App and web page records
==========

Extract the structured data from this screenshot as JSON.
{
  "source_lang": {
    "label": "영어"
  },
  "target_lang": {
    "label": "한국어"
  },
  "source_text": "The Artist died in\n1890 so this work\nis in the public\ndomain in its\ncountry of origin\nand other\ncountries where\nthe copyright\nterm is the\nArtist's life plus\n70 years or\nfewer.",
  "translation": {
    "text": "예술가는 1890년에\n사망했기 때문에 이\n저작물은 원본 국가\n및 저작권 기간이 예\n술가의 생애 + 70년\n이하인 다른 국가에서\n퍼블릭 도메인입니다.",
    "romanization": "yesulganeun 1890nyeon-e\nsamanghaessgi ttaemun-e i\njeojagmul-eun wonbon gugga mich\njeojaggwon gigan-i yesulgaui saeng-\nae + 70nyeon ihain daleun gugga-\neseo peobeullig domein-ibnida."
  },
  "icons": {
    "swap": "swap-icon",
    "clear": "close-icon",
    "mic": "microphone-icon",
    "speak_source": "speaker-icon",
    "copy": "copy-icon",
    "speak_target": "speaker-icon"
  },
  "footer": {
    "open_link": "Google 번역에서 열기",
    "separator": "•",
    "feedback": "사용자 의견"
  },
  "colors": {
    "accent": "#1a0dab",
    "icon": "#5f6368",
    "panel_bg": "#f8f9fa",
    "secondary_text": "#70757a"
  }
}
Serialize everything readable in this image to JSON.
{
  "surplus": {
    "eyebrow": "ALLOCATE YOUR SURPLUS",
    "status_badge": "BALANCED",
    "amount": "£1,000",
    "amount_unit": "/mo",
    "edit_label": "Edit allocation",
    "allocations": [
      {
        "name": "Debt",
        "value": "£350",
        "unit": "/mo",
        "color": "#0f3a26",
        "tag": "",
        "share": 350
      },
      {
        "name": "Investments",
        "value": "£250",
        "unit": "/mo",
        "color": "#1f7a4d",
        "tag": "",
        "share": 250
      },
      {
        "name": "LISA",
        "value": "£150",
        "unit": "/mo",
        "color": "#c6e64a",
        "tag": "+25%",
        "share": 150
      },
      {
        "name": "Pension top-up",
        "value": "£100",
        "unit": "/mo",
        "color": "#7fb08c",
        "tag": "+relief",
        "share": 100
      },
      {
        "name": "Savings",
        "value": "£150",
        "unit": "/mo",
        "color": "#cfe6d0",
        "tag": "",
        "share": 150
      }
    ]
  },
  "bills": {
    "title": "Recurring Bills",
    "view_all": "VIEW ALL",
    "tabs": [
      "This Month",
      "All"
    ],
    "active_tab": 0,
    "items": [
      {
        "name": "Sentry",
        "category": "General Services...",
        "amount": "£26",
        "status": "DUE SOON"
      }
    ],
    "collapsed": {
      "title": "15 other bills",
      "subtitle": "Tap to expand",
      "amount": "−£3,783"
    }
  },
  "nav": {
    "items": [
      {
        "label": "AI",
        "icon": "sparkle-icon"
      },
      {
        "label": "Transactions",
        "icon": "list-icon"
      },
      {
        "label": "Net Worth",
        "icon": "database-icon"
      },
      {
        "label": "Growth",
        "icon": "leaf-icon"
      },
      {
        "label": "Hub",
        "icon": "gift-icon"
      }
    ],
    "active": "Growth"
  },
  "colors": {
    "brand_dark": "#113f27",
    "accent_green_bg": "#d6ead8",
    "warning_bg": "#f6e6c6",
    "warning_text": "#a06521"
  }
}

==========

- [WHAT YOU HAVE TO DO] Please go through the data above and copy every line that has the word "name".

- [SOLUTION TO THE EXERCISE]
        "name": "Debt",
        "name": "Investments",
        "name": "LISA",
        "name": "Pension top-up",
        "name": "Savings",
        "name": "Sentry",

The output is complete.